8. Lead a discussion about the process of creating a storyboard for a video. What were students able to accomplish or convey in a series of images that could not be achieved in one image? Ask students to consider how making a video would be different from making a painting. How did the medium of video help Viola to convey emotions? How did the medium of painting help Rubens to convey emotions?

Emergence / Viola
Emergence, Bill Viola, 2002
© Bill Viola
This work was commissioned by the J. Paul Getty Museum, Los Angeles

Assessment

Assess students on their participation in class discussions and on their comparison of the two works of art.
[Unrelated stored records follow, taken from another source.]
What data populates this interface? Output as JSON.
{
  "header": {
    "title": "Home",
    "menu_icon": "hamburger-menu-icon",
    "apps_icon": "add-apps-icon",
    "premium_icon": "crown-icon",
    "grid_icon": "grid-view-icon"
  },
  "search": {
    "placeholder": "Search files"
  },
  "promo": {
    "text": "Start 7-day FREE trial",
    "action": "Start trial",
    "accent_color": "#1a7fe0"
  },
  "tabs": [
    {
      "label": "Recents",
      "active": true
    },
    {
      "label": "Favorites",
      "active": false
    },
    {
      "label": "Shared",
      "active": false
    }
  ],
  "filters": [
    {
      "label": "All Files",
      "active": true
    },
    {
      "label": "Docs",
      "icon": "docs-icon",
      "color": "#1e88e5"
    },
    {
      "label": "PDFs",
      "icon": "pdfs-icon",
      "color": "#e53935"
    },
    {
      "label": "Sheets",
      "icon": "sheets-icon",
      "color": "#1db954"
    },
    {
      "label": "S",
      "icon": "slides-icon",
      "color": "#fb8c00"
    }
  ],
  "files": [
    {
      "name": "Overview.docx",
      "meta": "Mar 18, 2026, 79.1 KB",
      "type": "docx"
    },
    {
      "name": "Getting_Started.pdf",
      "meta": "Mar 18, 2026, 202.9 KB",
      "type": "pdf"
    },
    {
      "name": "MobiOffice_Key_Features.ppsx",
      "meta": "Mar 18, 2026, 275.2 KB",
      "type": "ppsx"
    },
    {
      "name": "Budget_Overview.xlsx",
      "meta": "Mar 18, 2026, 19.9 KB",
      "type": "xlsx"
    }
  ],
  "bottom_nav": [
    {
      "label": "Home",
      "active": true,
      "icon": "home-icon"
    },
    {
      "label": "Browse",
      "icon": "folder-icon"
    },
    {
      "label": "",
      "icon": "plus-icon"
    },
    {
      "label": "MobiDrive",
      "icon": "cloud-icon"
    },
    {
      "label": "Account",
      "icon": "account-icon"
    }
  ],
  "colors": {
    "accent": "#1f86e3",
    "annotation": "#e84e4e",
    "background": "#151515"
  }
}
Their storyboards will be assessed on evidence of attention to character, props, setting, and sequencing.

Extensions

If your school has the relevant software and equipment, have students shoot and edit their videos, using their storyboards as guides. Invite students to stage a viewing of their videos, generating discussion and a critique of the final work.

Middle school students create flipbooks to animate their storyboards or explore an emotion changing on a subject's face. Students can use smaller 3 x 5-inch index cards to depict a simple action or change in emotion. The sequence should be depicted in several cards so that the pose or expression of the character changes slightly with each successive card. Punch two holes in the index cards and fasten them together using brass fasteners. Flip through the pages of the book and watch the characters play out their story.
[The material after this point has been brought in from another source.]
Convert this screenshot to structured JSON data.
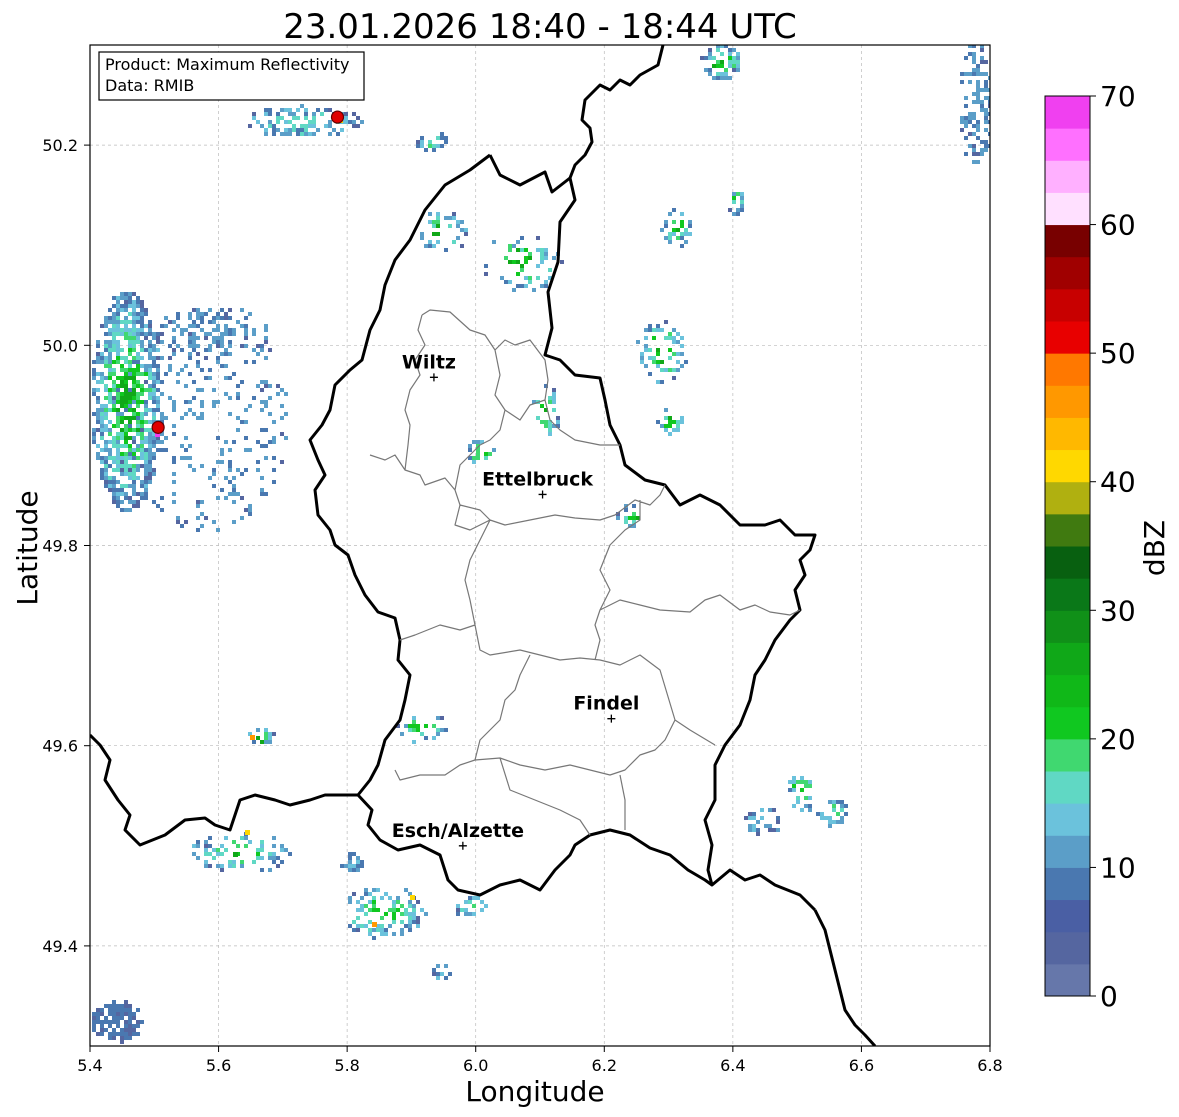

Students can also create flipbooks or storyboards using digital photographs. After creating quick sketches, students can take turns posing and acting out a sequence of events. Print out the photographs and either arrange them together to demonstrate the storyboard, or fasten them together to create a flipbook. Students can also create a PowerPoint presentation of their photographs.

Standards Addressed


Visual Arts Content Standards for California Public Schools

Grades 9–12 (Proficient)

1.0 Artistic Perception
1.5 Analyze the material used by a given artist and describe how its use influences the meaning of the work.
1.6 Compare and contrast similar styles of works of art done in electronic media with those done with materials traditionally used in the visual arts.

2.0 Creative Expression
2.4 Review and refine observational drawing skills.

3.0 Historical and Cultural Context
3.2 Identify and describe the role and influence of new technologies on contemporary works of art.

Grades 9–12 (Advanced)

1.0 Artistic Perception
1.2 Discuss a series of their original works of art, using the appropriate vocabulary of art.
1.4 Research two periods of painting, sculpture, film, or other media and discuss their similarities and differences, using the language of the visual arts.
1.6 Describe the use of the elements of art to express mood in one or more of their works of art.
1.8 Analyze the works of a well-known artist as to the art media selected and the effect of that selection on the artist's style.

2.0 Creative Expression
2.1 Create original works of art of increasing complexity and skill in a variety of media that reflect their feelings and points of view.
2.2 Plan and create works of art that reflect complex ideas, such as distortion, color theory, arbitrary color, scale, expressive content, and real versus virtual.
2.4 Demonstrate in their own works of art a personal style and an advanced proficiency in communicating an idea, theme, or emotion.
2.6 Present a universal concept in a multimedia work of art that demonstrates knowledge of technology skills.

3.0 Historical and Cultural Context
3.3 Investigate and discuss universal concepts expressed in works of art from diverse cultures.

4.0 Aesthetic Valuing
4.1 Describe the relationship involving the art maker (artist), the making (process), the artwork (product), and the viewer.
4.2 Identify the intentions of artists creating contemporary works of art and explore the implications of those intentions.

5.0 Connections, Relationships, Applications
5.2 Compare and contrast works of art, probing beyond the obvious and identifying psychological content found in the symbols and images.